When faced with a choice between white or brown eggs, I will almost always choose brown. I couldn't really tell you why, except that my mother bought brown eggs and, to my eye, they are prettier (though not as pretty as blue ones!). But is there really any difference apart from color?
As far as hue, the difference lies in the breed of chicken. In general, white chickens lay white eggs, brown chickens lay brown eggs, and blue eggs come from a South American breed called Araucana. When it comes to taste and nutrition, however, there is no difference. Color is not an indicator of quality.
Yet preferences persist, perhaps due to misinformation, tradition, or aesthetic attraction. According to poultry farming publications of the 1910s and 20s, there existed a strong geographic divide; New Yorkers and San Franciscans were said to prefer white eggs, while Bostonians insisted upon brown.
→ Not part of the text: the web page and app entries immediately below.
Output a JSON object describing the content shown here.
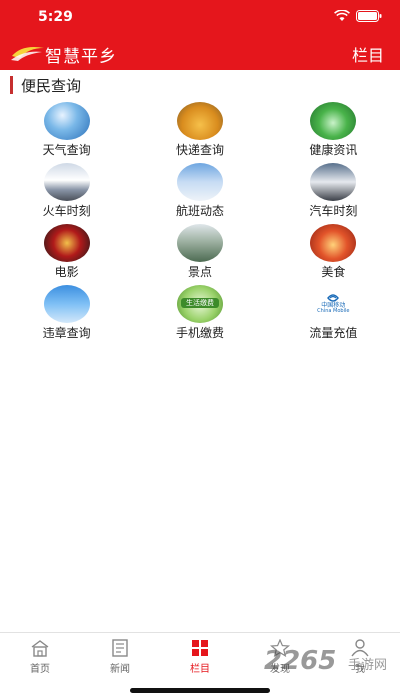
{
  "status_bar": {
    "time": "5:29"
  },
  "app_bar": {
    "title": "智慧平乡",
    "menu_label": "栏目"
  },
  "section": {
    "title": "便民查询"
  },
  "grid": {
    "rows": [
      [
        {
          "label": "天气查询",
          "icon": "weather-icon"
        },
        {
          "label": "快递查询",
          "icon": "express-delivery-icon"
        },
        {
          "label": "健康资讯",
          "icon": "health-info-icon"
        }
      ],
      [
        {
          "label": "火车时刻",
          "icon": "train-icon"
        },
        {
          "label": "航班动态",
          "icon": "flight-icon"
        },
        {
          "label": "汽车时刻",
          "icon": "bus-icon"
        }
      ],
      [
        {
          "label": "电影",
          "icon": "movie-icon"
        },
        {
          "label": "景点",
          "icon": "scenic-spot-icon"
        },
        {
          "label": "美食",
          "icon": "food-icon"
        }
      ],
      [
        {
          "label": "违章查询",
          "icon": "traffic-camera-icon"
        },
        {
          "label": "手机缴费",
          "icon": "phone-payment-icon",
          "icon_text": "生活缴费"
        },
        {
          "label": "流量充值",
          "icon": "china-mobile-icon",
          "icon_text_cn": "中国移动",
          "icon_text_en": "China Mobile"
        }
      ]
    ]
  },
  "tabbar": {
    "items": [
      {
        "label": "首页",
        "icon": "home-icon"
      },
      {
        "label": "新闻",
        "icon": "news-icon"
      },
      {
        "label": "栏目",
        "icon": "columns-icon",
        "active": true
      },
      {
        "label": "发现",
        "icon": "discover-icon"
      },
      {
        "label": "我",
        "icon": "user-icon"
      }
    ]
  },
  "watermark": {
    "number": "2265",
    "site": "手游网"
  },
  "colors": {
    "brand_red": "#e5161c",
    "section_bar": "#c62f2f"
  }
}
Even today, many consumers expect brown eggs to be more "natural." Brown eggs also tend to be more expensive, as the hens that lay white eggs are smaller, eat less, and are therefore preferred by commercial producers.
When we asked our local "eggspert" (ahem) Erik Knutzen of Homegrown Evolution for his perspective on the matter, he had this to say: "There is no difference in taste or nutrition based on color. But there is a big difference in flavor, nutrition and texture between eggs from hens raised on pasture and all other eggs. A 'pastured' egg comes from a chicken that's allowed to do what chickens want to do naturally – wander around in the sun and open air, scratch around in the dirt and eat bugs, vegetation and supplemental feed."
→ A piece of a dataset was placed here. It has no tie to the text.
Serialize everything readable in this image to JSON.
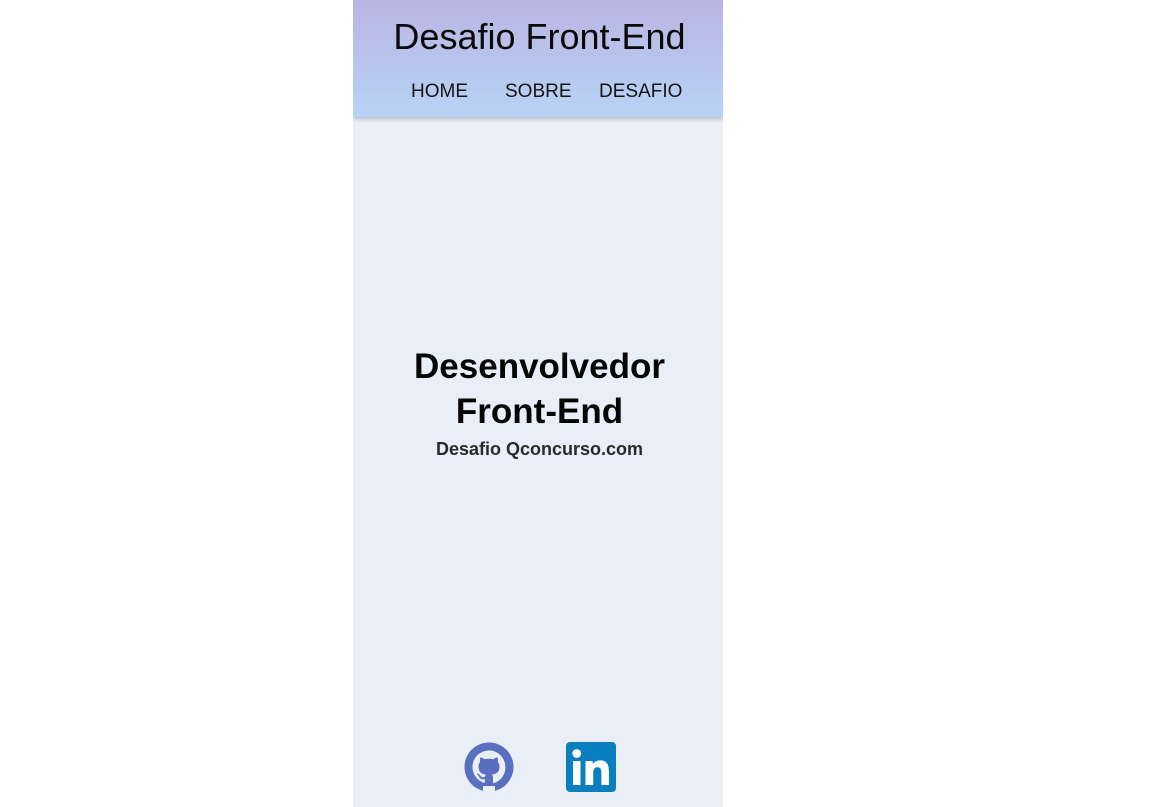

Where can you find pastured eggs? Ask at your farmers' market, check out Eat Wild's directory of pasture-based farms, or, as Knutzen says, "Better yet, if you've got a yard, you can raise a few hens of your own. It ain't hard, and you'll know where your egg came from." To get started raising your own chickens, hop on over to our sister site Re-Nest for Knutzen's How To Build a Backyard Chicken Coop tutorial.
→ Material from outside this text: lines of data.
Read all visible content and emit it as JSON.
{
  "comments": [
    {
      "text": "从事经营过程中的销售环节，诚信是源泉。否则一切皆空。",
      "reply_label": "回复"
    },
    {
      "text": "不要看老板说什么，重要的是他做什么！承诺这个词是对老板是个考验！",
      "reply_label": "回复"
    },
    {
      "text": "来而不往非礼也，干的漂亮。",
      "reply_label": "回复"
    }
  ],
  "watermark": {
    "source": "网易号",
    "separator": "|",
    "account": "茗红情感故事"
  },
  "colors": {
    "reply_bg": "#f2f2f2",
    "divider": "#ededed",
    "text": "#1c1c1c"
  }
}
(Erik Knutzen is the co-author, with his wife Kelly Coyne, of The Urban Homestead and blogs at www.homegrownevolution.com)